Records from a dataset
>>>>
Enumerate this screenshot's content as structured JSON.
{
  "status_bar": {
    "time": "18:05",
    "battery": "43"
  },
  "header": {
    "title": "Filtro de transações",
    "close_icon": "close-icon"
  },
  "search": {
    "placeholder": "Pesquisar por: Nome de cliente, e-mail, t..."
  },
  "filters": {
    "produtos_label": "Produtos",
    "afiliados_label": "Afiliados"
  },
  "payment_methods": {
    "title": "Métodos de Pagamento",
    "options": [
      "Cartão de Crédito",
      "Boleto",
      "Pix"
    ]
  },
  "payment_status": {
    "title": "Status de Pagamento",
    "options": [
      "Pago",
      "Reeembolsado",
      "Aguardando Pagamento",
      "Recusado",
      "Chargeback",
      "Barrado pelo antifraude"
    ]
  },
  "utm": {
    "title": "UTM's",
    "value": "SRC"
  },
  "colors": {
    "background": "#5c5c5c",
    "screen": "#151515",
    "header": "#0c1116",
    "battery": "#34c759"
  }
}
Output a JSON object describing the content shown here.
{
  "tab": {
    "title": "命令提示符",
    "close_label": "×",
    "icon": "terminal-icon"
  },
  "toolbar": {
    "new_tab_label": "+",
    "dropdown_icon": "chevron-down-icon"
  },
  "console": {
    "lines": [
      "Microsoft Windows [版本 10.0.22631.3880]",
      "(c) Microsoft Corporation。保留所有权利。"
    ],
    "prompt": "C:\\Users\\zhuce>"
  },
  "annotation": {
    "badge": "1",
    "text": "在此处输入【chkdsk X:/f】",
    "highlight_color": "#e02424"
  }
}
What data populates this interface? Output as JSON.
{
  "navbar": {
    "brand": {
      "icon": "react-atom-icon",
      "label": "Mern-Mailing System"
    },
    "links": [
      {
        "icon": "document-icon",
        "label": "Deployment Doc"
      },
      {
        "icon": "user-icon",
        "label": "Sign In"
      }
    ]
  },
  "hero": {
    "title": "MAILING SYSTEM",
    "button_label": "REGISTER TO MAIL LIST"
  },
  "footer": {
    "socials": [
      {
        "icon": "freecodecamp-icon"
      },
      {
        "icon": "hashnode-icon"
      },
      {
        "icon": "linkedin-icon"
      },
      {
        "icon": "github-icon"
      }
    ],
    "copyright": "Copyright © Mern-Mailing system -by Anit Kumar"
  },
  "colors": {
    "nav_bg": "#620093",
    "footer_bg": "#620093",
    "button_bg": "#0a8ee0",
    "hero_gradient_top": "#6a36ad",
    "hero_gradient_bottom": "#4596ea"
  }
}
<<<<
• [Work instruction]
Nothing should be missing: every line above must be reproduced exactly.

• [Problem solution]
Enumerate this screenshot's content as structured JSON.
{
  "status_bar": {
    "time": "18:05",
    "battery": "43"
  },
  "header": {
    "title": "Filtro de transações",
    "close_icon": "close-icon"
  },
  "search": {
    "placeholder": "Pesquisar por: Nome de cliente, e-mail, t..."
  },
  "filters": {
    "produtos_label": "Produtos",
    "afiliados_label": "Afiliados"
  },
  "payment_methods": {
    "title": "Métodos de Pagamento",
    "options": [
      "Cartão de Crédito",
      "Boleto",
      "Pix"
    ]
  },
  "payment_status": {
    "title": "Status de Pagamento",
    "options": [
      "Pago",
      "Reeembolsado",
      "Aguardando Pagamento",
      "Recusado",
      "Chargeback",
      "Barrado pelo antifraude"
    ]
  },
  "utm": {
    "title": "UTM's",
    "value": "SRC"
  },
  "colors": {
    "background": "#5c5c5c",
    "screen": "#151515",
    "header": "#0c1116",
    "battery": "#34c759"
  }
}
Output a JSON object describing the content shown here.
{
  "tab": {
    "title": "命令提示符",
    "close_label": "×",
    "icon": "terminal-icon"
  },
  "toolbar": {
    "new_tab_label": "+",
    "dropdown_icon": "chevron-down-icon"
  },
  "console": {
    "lines": [
      "Microsoft Windows [版本 10.0.22631.3880]",
      "(c) Microsoft Corporation。保留所有权利。"
    ],
    "prompt": "C:\\Users\\zhuce>"
  },
  "annotation": {
    "badge": "1",
    "text": "在此处输入【chkdsk X:/f】",
    "highlight_color": "#e02424"
  }
}
What data populates this interface? Output as JSON.
{
  "navbar": {
    "brand": {
      "icon": "react-atom-icon",
      "label": "Mern-Mailing System"
    },
    "links": [
      {
        "icon": "document-icon",
        "label": "Deployment Doc"
      },
      {
        "icon": "user-icon",
        "label": "Sign In"
      }
    ]
  },
  "hero": {
    "title": "MAILING SYSTEM",
    "button_label": "REGISTER TO MAIL LIST"
  },
  "footer": {
    "socials": [
      {
        "icon": "freecodecamp-icon"
      },
      {
        "icon": "hashnode-icon"
      },
      {
        "icon": "linkedin-icon"
      },
      {
        "icon": "github-icon"
      }
    ],
    "copyright": "Copyright © Mern-Mailing system -by Anit Kumar"
  },
  "colors": {
    "nav_bg": "#620093",
    "footer_bg": "#620093",
    "button_bg": "#0a8ee0",
    "hero_gradient_top": "#6a36ad",
    "hero_gradient_bottom": "#4596ea"
  }
}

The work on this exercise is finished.